Our latest figures show that take-home grocery sales in Ireland increased by 5% in the four weeks to 30 October 2022, driven primarily by an 8.5% increase in the average prices paid by shoppers.
In the last 12 weeks to 30 October 2022, grocery inflation rose to another record-breaking high of 13.4%, as grocery sales increased by 4.7% thanks to a 4.3% rise in shoppers returning to store and an 8.7% increase in price per pack, contributing an additional €115m to overall market performance.
In the last month, online sales saw a return to growth, up 13.1%, with two important factors driving this increase in sales. The first is a rise in the number of new shoppers contributing €2.4m to the channel’s overall performance followed by an increase in the average number of online shopping trips by young families, sitting at 11 compared to just four last year.
Emer Healy, Senior Retail Analyst at Kantar comments: “As food and drink prices continue to climb alongside a rise in household bills, the impact on shoppers’ budgets is unavoidable for many Irish consumers. With inflation standing at 13.4% for October, the average annual grocery bill will go from €7,019 to €7,960 – an increase of €941 a year if consumers don’t make changes to what they buy and where they shop. At a basket level, that’s an extra €3.80 on top of the cost of the average shopping trip, which currently stands at €28.20. Irish households are looking to manage budgets through a ‘little and often’ approach to shopping. On average, families are adding one extra trip per month, we’re seeing a 9% increase in these smaller trips where less than €30 is spent. In comparison, the extra-large shopping trips where households spend more than €150 have declined by 4%.”

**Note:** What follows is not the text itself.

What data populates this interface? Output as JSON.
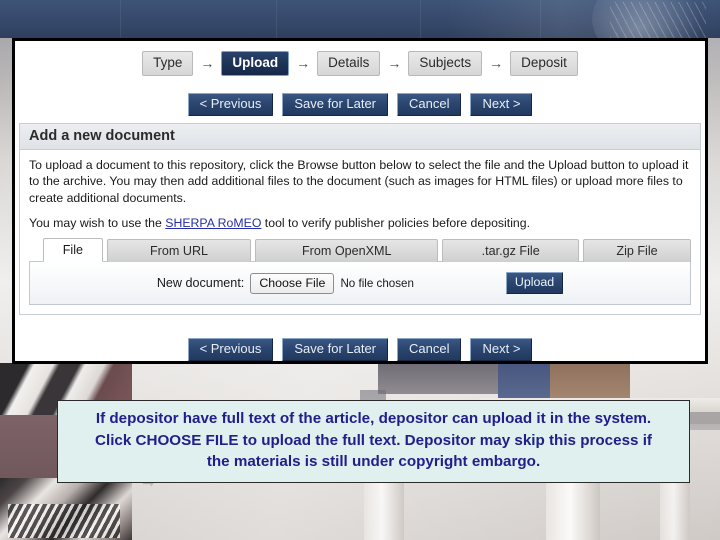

Own label accounts for nearly half of Irish grocery sales
Sales of own label jumped 9.4% over the latest 12 weeks with shoppers spending an additional €115m year-on-year. Own label now accounts for almost half (46%) of the overall grocery market in Ireland. Value own label ranges saw the strongest growth, up 27% with shoppers spending €13.3m more year-on-year. Dairy products have the biggest market share (42.2%) within these value ranges.
Emer Healy adds: “It’s interesting that shoppers are also beginning to seek out premium own label offerings as they move their out-of-home spend in-home as a means of controlling their discretionary spending. As a result, shoppers are spending an additional €5.3m on premium offerings, including spending an additional €902k on toiletries, €800k on fruit and €676k on chilled ready meals.”
Halloween sales down while Christmas fails to come early this year
Halloween brought some festive relief for consumers, while only 18% of households bought a pumpkin this year compared to 24% in 2021, Irish consumers still spent an additional €2.2m on chocolate confectionary and crisps and €1.8m on sugar confectionery.
While it seems that Christmas starts earlier and earlier every year, this year fewer people are stocking up for Christmas in October. “This time last year 30% of Irish households had already purchased seasonal biscuits, whereas only 23% have this year. And this also rings true with chocolate as shoppers are spending €2.1m less on gifting chocolate and €1.2m less on seasonal chocolate. The exception to this is mince pies, as consumers have already spent an additional €220k on these festive treats compared to this time last year”, comments Emer Healy.
Retailers meet demand as consumers look for the best deals
Retailers seeing growth during the period are meeting consumer demand for better deals through own label products and by offering shoppers club card or vouchering for shoppers while instore.
Dunnes has the biggest share of the market at 23.1%, growing 7.8% year-on-year. This growth stems from a 3.5 percentage point increase in new shoppers to store, contributing an additional €35.1m to its performance.
Tesco holds 21.9% of the market, increasing by 0.4ppt compared with last year. Sales growth of 6.6% has been boosted by more frequent return trips by customers. SuperValu posted particularly strong results across the first year of the COVID pandemic and the latest data is the first period of growth since April 2021, with sales up by 0.5%.
Lidl holds 13.1% share, growing 7.3% year-on-year as new shoppers in store and existing shoppers returning more often contributed a combined additional €17.7m to the overall performance. Aldi holds 12.7% of the market, growing 3.5% year-on-year, with existing shoppers returning to store more often contributing to its overall performance.
Want more like this?
Read: Grocery inflation in Ireland hits record high at 12 4
Read: Back to school budgets hit by 11 9 increase in price of lunchbox staples in Ireland